(Data to use begins)

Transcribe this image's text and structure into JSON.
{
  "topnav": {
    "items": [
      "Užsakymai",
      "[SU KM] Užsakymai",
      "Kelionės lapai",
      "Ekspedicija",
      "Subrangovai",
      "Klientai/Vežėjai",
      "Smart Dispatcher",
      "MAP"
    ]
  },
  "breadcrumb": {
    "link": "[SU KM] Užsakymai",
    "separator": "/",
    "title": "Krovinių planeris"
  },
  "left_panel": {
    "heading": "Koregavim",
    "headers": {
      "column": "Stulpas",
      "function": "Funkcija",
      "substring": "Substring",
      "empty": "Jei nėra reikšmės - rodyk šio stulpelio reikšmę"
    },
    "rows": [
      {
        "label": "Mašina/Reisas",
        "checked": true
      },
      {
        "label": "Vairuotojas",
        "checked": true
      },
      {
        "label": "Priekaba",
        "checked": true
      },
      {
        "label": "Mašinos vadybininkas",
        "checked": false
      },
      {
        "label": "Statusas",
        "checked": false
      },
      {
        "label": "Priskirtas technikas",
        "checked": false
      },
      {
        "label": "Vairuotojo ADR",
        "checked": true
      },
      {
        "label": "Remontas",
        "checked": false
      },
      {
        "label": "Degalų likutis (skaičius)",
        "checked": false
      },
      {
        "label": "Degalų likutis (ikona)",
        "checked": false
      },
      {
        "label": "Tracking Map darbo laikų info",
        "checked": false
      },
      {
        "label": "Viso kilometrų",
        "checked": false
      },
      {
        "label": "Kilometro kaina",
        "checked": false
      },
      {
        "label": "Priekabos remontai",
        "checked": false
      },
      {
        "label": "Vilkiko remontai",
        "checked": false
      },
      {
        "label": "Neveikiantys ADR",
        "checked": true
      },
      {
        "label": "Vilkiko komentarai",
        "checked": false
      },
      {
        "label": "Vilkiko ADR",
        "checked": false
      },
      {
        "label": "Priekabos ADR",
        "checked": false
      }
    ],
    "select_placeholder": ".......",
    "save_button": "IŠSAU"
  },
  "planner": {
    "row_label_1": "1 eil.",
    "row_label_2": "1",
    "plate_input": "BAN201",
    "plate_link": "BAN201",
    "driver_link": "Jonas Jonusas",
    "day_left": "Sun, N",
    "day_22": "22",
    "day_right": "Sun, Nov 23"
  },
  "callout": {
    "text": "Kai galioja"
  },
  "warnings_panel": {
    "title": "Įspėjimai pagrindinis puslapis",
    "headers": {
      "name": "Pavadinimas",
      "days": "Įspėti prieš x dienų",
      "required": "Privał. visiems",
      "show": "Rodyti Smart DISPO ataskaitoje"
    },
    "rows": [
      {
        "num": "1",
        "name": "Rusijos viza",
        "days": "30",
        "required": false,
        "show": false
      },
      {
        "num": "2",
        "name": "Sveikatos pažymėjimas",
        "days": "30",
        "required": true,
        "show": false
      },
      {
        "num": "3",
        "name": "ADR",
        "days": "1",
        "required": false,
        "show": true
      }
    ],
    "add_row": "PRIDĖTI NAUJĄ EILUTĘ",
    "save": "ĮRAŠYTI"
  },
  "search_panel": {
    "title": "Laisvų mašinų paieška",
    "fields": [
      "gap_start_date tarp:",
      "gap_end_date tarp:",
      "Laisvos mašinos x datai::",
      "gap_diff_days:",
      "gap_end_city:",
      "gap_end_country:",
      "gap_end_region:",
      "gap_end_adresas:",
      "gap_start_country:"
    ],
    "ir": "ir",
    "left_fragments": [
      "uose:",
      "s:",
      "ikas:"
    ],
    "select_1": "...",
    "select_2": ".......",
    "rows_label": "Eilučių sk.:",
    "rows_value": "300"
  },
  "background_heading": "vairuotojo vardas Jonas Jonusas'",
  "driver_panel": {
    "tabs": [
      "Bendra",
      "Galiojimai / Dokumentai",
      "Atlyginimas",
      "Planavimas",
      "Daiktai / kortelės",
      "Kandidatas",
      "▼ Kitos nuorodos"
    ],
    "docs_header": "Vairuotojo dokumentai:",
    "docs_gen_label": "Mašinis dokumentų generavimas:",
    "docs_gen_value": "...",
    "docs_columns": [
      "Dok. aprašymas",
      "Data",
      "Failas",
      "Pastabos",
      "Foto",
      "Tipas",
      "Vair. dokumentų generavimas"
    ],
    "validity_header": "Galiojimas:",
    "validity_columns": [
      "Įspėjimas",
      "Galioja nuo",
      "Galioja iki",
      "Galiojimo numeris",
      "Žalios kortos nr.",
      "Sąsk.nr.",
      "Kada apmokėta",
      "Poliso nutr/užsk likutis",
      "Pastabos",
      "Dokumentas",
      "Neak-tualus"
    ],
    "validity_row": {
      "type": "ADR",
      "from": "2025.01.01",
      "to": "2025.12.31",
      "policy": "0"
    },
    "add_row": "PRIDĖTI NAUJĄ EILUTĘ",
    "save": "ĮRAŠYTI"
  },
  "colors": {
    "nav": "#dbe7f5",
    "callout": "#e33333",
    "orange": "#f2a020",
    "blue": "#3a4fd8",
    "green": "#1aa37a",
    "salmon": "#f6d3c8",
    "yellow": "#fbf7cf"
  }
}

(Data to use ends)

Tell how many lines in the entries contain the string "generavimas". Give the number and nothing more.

2